A major goal of the New Western History is to chronicle the vast diversity of western experience. In this pathbreaking anthology, coeditors Elizabeth Jameson and Susan Armitage-who brought us "The Women’s West in 1987"-meet that challenge by bringing together twenty-nine essays that present women of all races as actors in their own lives and in the history of the American West and locate them in a framework that connects gender, race, and class.
In mythic sagas of the American West, the wide western range offered boundless opportunity to a limited cast of white men. Buffalo roamed, deer and antelope played, and women’s voices were never heard. Writing the Range allows us to hear many long-silenced women: Spanish-Mexican settlers and American Indians on New Spain’s northern frontiers; Chinese, Basque, Japanese, Korean, Vietnamese, Slavic, and Irish immigrants; film stars Dolores del Rio and Lupe Velez; Navajos and African Americans who moved to western cities during World War II; and the activist Mothers of East Los Angeles, who organized to resist environmental dangers to their community.

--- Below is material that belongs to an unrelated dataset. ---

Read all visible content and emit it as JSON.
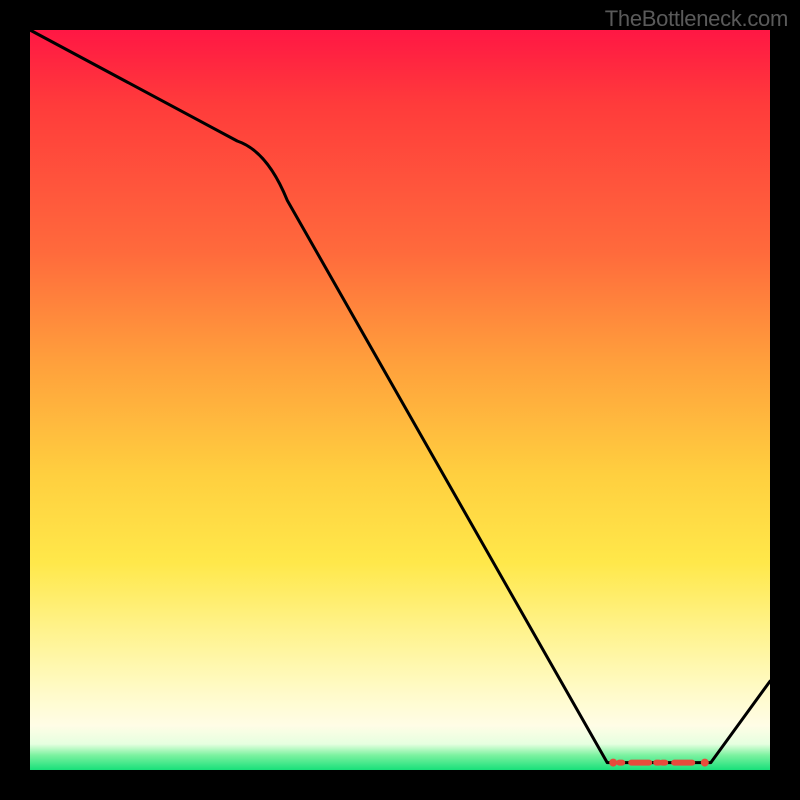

A valuable introduction to the rapidly changing field of western history, Writing the Range explains clearly how race, class, and culture are constructed and connected. The first section examines issues raised by more than a decade of multicultural western women’s histories; following are six chronological sections spanning four centures. Each section offers a short introduction connecting is essays and placing them in analytic and historical perspective. Clearly written and accessible, Writing the Range makes a major contribution in ethnic history, women’s history, and interpretations of the American West.